She is accused of behaving in an unprofessional and irresponsible manner that was liable to bring the medical profession into disrepute.
She is also alleged to have failed to co-operate with inquiries by her manager and the primary care trust into her behaviour.
If she is found guilty of misconduct she may be struck off the medical register.
In her statement to the panel, Mrs K said the doctor had told her normal medicine would not help her pain and bleeding.
The mother of two young children said: "When Dr Pratt felt my stomach she said that she could feel 'something moving inside' me.
"She grabbed my stomach and said that it was a flabby stomach and that it moves and it wasn't normal.
"She then said that there was black magic inside." She continued: "Dr Pratt said that the bleeding was because of something inside my stomach and that there is nothing that a doctor can do medically, but that she had the power to help.
"She said she didn't have the total power but there is a priest at Westminster Cathedral on Friday and Saturday nights after 9pm at night who would put their hands on my stomach and make it go away."
Mrs K said she had believed Dr Pratt could help her and drank the "holy water" because she seemed to know private things about her family which very few people knew.
The doctor wrote her mobile number on a piece of paper and some lines from the bible and gave it to her, Mrs K said.
Mrs K left the clinic "bewildered" and carrying the crosses and stones, the panel heard.
She said she returned home to her husband despite being told he was plotting to kill her, but then felt scared Dr Pratt would find out she had gone against her advice.
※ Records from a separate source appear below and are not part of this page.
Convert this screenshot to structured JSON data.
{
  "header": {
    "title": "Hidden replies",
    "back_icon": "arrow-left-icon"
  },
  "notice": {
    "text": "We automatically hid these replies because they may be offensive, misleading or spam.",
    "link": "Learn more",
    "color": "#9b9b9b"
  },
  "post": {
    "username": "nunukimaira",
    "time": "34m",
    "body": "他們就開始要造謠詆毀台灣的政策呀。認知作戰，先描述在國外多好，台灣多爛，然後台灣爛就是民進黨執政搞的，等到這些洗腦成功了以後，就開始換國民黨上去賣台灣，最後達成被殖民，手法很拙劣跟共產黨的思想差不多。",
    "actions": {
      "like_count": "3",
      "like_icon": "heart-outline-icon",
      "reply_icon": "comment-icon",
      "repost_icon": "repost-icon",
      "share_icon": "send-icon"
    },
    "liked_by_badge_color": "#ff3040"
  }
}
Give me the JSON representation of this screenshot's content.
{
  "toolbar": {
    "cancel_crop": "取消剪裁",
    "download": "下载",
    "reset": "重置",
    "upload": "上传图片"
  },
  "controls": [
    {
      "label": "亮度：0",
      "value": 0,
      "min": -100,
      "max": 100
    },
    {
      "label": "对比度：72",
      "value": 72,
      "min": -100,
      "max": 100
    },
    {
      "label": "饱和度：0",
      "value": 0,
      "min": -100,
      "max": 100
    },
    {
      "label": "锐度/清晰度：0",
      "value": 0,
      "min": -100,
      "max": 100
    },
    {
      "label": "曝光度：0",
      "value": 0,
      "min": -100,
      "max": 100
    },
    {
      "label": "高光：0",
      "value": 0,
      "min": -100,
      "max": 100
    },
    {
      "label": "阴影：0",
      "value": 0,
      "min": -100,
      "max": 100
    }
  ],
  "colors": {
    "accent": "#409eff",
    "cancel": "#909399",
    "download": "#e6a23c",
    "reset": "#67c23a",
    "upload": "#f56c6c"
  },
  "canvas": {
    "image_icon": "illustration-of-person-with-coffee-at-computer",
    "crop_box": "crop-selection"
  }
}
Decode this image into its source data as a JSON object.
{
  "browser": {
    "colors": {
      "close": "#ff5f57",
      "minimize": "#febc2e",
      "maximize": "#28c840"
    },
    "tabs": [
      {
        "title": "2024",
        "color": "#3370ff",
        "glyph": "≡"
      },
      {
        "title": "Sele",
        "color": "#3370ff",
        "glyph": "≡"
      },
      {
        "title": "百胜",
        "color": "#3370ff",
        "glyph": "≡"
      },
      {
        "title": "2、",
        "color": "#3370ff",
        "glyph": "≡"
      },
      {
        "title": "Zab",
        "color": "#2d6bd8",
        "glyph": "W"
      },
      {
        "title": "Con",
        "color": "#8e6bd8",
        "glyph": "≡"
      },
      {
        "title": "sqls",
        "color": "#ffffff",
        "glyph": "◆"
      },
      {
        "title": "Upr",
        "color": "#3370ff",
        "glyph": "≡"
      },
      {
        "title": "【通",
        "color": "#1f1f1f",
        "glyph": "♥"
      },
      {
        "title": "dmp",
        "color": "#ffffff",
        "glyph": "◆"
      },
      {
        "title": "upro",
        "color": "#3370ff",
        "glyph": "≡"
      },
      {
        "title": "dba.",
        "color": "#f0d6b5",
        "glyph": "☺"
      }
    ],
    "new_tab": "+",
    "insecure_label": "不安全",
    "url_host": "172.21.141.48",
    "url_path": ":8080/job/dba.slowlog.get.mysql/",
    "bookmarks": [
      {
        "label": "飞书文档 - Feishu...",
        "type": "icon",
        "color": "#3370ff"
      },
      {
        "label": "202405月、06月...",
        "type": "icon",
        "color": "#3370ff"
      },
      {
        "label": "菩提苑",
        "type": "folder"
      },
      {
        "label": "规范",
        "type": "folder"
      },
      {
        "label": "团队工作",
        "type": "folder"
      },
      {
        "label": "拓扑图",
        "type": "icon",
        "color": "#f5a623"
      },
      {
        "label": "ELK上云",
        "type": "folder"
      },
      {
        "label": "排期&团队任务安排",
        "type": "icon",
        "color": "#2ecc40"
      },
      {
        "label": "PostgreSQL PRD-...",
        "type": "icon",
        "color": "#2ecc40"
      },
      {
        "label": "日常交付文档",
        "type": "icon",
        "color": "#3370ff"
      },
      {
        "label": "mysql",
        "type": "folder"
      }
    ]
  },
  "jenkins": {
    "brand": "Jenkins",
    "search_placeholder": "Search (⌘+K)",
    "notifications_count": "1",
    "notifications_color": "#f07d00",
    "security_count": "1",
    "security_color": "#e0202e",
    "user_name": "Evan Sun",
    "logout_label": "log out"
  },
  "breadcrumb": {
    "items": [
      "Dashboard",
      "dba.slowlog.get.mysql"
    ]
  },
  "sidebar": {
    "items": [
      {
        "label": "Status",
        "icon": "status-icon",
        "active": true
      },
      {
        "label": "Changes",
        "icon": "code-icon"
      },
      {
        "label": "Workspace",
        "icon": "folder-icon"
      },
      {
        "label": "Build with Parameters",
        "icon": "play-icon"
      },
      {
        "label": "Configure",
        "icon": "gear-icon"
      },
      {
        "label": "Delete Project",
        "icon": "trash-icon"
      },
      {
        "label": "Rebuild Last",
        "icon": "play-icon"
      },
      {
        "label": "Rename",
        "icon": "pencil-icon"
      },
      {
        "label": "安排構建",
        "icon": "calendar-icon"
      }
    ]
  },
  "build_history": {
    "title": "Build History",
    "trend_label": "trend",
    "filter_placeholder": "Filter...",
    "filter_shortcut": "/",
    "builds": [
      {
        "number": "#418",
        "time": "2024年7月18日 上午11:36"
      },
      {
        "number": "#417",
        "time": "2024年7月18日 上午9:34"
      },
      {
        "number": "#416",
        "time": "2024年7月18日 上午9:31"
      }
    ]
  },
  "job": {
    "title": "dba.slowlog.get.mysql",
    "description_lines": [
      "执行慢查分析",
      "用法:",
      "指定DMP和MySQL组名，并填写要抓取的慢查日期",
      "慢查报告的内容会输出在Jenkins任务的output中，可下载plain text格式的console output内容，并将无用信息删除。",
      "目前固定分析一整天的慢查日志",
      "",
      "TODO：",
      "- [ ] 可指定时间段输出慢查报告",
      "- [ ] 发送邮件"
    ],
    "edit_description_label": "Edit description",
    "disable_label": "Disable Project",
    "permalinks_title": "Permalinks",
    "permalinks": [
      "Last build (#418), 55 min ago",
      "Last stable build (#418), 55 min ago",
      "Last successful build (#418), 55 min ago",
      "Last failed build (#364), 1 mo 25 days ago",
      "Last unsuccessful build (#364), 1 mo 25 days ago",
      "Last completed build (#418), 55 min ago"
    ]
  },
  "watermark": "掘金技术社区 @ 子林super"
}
That fear lasted for months, she added.
Nurse Lorrie Saunders, who works at the clinic where Dr Pratt - a locum - held the consultation with Mrs K, said the patient looked "bewildered" and "desperate to leave" after her appointment.
Dr Pratt was eager to speak to Nurse Saunders afterwards, the panel heard, and told her she was a "visionary" who could tell Mrs K had been a victim of witchcraft.
"Mrs K had recently been to some part of Asia and Dr Pratt was saying that maybe someone there had put evil spirits inside her and they had to be exorcised," she said.
Nurse Saunders told the hearing Dr Pratt said she had felt the spirits inside Mrs K and had given her phone numbers of priests who could help get rid of them.
"It was alarming to me that she was so convinced of what she was doing, that she was helping the patient and doing the right thing for them," she said.
"There was no indication that she realised that what she was doing was not medicine and not what we do in a contraceptive clinic.
"I was speechless - it seemed completely bizarre."
Nurse Saunders told the panel this was not the first time she had been concerned about Dr Pratt's behaviour, but was not asked to elaborate.
Dr Pratt denies her fitness to practise is impaired by reason of misconduct.
The GMC is expected to conclude its case tomorrow, at which point the panel will retire to consider its findings.
I almost had an exorcism once but my HMO only offered 80/20 coverage for that.
Is this another example of the benefits of having third world immigrants practising medicine in the first world, or is Dr. Pratt a local product?
Paging Dr. Gere. Dr. Richard Gere.
had "something moving inside her".
“A family doctor prescribed an exorcism to a patient “
I saw a movie about this once.
I guess Father Richard Burton is no longer available.
So if you didn’t pay were you re-possessed?
Maybe Michael Moore was onto something...
This is preposterous that the only logical explanation is another bit of fabricated garbage from the Muslim Community to attack and discredit Christianity and Christians.
Get these people out!!! Send them back to the desert!!!
Sounds to me like two nuts meeting in the night.
I’ve worked in I.T., and actually worked with a woman that sprinkled holy water on the office computers. She believed that Satan possessed her “My Documents” folder as well.
There are nuts on both sides of the equation.
Remember the Muslims on that plane in the mid-west?
I would NEVER trust the word of a Non-Muslim over that of a Muslim and in that I am merely reciprocating their own practice.
But yes, there are nutjobs.
(Can Holy Water cure insomnia?)
high weirdness ping